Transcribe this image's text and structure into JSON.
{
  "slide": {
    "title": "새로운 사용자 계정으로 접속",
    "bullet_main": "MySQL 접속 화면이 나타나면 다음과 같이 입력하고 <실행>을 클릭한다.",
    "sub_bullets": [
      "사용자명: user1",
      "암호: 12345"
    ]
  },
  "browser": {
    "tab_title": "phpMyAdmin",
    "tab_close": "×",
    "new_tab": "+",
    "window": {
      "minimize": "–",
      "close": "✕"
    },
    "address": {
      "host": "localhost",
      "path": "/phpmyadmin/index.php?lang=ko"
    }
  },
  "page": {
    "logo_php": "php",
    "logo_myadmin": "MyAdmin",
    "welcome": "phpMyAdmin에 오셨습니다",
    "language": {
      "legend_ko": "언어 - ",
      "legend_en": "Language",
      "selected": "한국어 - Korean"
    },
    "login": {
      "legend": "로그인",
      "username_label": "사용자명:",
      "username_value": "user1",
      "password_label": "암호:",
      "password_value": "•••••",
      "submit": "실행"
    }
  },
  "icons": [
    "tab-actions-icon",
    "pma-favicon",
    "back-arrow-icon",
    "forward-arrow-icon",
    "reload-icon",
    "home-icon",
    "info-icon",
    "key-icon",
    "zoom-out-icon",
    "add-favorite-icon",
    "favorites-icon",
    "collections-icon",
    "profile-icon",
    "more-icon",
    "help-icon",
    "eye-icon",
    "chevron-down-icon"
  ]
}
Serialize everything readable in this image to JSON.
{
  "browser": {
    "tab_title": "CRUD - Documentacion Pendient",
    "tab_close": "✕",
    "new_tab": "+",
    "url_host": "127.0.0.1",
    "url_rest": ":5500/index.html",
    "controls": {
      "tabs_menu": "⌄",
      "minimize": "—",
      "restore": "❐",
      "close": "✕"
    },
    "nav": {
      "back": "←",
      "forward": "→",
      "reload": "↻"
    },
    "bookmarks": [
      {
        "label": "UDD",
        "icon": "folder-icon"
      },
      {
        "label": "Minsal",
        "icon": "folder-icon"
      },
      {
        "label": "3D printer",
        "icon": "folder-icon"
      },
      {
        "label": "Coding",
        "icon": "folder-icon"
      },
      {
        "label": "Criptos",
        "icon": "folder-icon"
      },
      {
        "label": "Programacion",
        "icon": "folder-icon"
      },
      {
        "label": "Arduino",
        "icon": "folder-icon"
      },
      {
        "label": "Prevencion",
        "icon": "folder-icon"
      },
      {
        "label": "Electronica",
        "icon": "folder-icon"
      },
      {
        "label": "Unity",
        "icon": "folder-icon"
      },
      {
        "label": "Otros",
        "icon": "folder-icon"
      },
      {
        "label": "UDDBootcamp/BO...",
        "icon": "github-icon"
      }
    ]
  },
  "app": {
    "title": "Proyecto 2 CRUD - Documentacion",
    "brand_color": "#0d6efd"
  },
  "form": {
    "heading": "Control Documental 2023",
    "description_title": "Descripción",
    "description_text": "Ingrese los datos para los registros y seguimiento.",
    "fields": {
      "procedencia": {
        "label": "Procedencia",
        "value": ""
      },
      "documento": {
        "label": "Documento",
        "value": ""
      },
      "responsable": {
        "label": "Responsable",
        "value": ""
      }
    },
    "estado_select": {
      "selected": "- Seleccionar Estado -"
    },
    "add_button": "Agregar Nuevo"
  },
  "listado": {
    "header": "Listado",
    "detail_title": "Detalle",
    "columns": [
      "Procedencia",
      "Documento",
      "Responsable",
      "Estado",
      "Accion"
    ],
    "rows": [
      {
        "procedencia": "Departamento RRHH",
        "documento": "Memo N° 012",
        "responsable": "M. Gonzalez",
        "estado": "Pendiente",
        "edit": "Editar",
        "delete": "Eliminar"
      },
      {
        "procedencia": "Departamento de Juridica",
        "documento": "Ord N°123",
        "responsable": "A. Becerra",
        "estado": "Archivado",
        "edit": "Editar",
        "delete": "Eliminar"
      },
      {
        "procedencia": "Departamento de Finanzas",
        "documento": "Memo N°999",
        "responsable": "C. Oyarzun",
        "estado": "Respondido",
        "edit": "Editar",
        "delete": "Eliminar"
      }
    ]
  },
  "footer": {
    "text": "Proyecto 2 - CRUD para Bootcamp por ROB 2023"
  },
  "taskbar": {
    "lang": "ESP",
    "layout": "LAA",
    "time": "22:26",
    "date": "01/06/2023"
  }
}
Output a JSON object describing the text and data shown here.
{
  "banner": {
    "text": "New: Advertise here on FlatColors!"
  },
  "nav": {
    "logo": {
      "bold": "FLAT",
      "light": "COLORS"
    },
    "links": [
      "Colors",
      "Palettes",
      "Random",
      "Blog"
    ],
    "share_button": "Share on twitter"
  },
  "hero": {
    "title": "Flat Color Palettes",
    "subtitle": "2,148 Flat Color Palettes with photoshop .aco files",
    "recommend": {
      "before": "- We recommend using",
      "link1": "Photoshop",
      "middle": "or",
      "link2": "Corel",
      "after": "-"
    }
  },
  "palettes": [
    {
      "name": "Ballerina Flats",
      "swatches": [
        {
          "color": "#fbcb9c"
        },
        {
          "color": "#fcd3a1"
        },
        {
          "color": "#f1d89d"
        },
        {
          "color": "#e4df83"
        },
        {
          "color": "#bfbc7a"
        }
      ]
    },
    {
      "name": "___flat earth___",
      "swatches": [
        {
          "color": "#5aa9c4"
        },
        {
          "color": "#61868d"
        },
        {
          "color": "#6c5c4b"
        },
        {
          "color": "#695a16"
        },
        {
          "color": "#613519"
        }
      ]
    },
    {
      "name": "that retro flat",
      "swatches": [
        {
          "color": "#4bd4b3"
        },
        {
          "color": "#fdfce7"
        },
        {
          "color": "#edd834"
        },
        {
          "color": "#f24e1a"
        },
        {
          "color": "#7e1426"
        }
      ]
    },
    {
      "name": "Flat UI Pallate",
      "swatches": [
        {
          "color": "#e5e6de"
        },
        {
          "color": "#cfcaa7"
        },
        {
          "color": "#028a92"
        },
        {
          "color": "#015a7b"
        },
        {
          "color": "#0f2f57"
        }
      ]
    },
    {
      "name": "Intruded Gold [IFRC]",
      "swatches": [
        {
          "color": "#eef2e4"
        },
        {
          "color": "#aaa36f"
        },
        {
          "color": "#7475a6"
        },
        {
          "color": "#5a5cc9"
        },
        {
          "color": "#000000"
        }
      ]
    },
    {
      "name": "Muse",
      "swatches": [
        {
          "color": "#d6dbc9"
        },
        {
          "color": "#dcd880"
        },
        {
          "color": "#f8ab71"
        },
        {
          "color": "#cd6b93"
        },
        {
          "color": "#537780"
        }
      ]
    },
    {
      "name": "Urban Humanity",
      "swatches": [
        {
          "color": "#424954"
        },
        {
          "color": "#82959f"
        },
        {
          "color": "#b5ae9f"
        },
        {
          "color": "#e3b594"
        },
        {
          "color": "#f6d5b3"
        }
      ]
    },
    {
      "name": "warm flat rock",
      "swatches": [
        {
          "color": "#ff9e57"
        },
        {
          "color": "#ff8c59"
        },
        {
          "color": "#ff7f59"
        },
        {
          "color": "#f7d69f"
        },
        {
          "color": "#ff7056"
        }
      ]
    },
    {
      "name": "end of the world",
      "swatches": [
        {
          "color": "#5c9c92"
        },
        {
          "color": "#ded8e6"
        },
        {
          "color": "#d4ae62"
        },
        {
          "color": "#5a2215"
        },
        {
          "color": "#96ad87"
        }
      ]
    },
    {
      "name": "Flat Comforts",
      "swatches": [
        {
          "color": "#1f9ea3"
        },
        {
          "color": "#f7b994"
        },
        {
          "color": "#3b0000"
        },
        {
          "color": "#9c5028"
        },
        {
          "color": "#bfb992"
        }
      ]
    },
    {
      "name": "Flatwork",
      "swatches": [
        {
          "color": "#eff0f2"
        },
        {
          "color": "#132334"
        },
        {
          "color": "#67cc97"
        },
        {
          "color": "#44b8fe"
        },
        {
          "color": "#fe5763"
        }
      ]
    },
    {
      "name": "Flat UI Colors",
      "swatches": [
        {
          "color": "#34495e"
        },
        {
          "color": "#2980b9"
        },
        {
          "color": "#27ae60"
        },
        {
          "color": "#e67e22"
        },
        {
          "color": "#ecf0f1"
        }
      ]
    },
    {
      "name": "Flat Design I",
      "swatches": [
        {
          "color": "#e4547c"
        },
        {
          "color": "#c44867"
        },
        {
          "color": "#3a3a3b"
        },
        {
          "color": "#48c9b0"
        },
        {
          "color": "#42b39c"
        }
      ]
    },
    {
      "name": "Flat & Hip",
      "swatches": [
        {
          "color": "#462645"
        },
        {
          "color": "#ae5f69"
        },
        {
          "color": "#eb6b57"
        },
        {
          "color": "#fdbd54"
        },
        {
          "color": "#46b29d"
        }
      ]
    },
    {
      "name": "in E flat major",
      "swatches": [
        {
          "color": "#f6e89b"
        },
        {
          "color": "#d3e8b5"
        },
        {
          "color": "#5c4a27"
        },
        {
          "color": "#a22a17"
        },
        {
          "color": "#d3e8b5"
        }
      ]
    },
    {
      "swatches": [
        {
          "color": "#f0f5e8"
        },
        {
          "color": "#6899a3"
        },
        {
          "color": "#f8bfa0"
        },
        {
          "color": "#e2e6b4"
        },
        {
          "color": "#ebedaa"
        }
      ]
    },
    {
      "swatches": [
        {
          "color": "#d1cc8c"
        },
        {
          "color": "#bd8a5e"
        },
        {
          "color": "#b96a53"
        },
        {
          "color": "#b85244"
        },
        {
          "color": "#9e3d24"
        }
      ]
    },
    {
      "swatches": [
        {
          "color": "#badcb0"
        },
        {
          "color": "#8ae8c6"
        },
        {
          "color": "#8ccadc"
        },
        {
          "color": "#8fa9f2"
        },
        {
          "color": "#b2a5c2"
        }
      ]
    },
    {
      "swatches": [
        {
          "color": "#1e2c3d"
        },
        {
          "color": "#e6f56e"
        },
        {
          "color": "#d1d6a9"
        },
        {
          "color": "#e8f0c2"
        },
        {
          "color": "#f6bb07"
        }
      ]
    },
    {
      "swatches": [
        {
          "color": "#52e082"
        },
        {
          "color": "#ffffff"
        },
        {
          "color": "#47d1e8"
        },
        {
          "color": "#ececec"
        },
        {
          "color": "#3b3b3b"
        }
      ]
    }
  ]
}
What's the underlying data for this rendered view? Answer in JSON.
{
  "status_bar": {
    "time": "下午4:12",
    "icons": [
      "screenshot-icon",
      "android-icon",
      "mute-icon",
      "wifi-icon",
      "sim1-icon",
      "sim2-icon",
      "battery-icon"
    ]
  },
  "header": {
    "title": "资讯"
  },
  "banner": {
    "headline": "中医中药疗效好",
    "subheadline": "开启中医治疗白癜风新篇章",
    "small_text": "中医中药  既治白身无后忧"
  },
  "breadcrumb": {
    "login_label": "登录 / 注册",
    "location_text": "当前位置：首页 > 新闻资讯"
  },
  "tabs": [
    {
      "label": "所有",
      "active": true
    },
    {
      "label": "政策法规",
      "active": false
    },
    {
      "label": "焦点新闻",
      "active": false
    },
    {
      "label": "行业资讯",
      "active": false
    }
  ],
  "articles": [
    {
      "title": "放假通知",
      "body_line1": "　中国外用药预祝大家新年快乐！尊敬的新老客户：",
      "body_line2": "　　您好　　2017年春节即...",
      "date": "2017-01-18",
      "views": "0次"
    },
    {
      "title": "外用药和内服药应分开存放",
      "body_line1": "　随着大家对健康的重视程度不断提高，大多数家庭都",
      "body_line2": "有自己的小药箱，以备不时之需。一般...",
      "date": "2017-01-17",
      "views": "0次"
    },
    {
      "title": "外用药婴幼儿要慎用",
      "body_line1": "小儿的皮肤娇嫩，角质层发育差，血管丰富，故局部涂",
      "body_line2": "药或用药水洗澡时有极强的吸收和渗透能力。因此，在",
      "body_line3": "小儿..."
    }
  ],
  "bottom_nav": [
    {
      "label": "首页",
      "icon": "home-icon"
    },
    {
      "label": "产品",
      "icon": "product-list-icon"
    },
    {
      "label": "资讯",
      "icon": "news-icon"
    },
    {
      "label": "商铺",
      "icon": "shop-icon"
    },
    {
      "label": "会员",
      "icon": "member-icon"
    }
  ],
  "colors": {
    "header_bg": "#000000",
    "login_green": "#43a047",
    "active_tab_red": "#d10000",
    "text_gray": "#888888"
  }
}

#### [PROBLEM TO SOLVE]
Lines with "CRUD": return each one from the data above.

#### [SOLUTION FOR THIS PROBLEM]
    "tab_title": "CRUD - Documentacion Pendient",
    "title": "Proyecto 2 CRUD - Documentacion",
    "text": "Proyecto 2 - CRUD para Bootcamp por ROB 2023"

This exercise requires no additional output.